Sherry Turkle, a professor at MIT and the author of Alone Together: Why We Expect More From Technology and Less From Each Other, had an opinion piece in the Sunday Times describing and lamenting the phenomenon of a smart phone-equipped society that is lonely despite being constantly connected.
It’s a good read and I was struck by the following paragraph:
And we use conversation with others to learn to converse with ourselves. So our flight from conversation can mean diminished chances to learn skills of self-reflection. These days, social media continually asks us what’s “on our mind,” but we have little motivation to say something truly self-reflective. Self-reflection in conversation requires trust. It’s hard to do anything with 3,000 Facebook friends except connect.

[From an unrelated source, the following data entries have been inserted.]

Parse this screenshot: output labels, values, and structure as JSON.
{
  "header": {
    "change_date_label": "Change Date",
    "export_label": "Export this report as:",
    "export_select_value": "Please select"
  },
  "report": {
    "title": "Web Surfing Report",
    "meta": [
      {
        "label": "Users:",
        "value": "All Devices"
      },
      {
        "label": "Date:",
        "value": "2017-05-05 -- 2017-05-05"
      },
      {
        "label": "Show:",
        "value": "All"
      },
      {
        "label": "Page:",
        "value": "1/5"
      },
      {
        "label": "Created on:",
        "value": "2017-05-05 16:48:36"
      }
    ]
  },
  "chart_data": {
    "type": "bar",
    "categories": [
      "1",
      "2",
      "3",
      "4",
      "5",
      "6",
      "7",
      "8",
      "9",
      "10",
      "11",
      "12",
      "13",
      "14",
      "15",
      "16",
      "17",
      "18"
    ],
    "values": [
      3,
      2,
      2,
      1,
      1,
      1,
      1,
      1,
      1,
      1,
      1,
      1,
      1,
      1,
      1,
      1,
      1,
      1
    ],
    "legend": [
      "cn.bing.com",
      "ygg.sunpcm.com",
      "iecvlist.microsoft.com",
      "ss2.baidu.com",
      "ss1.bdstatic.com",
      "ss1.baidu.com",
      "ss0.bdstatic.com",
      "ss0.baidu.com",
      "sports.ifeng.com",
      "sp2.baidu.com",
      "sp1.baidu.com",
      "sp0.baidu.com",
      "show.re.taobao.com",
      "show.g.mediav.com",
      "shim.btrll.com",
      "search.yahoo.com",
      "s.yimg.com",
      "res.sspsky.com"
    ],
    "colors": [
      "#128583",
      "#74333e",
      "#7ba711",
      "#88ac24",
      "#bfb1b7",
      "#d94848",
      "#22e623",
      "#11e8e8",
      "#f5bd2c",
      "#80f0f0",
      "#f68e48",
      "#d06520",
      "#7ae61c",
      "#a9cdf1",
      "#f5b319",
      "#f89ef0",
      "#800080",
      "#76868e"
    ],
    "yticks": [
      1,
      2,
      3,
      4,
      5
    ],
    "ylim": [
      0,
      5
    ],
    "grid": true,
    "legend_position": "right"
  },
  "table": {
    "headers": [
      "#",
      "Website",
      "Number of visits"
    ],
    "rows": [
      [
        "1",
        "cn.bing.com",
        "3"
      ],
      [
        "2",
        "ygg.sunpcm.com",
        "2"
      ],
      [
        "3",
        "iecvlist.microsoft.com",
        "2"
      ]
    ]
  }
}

It seems pretty obvious to me that almost no one can be honest in front of hundreds or thousands of barely known Facebook friends. But this observation got me thinking about who people feel comfortable sharing honest feelings with in real life. People share when there is trust and the quickest way to develop trust is to make yourself vulnerable. Maybe this willingness is a variation on mutually assured destruction; as in, once I’ve made myself vulnerable by sharing personal with you, you can safely make yourself vulnerable by sharing something personal with me knowing that I won’t betray you for fear of you then betraying me.
Assuming that observation is accurate, a few questions: Would the quality of reflection on social networks be improved if you trusted your social network more? Could you somehow determine who you could trust by looking at their posts (e.g., the more open, honest and candid the posts, the more trustworthy they are)? Could this analysis be done automatically? Once trustworthy friends are identified, will people be more willing to be honestly self-reflective?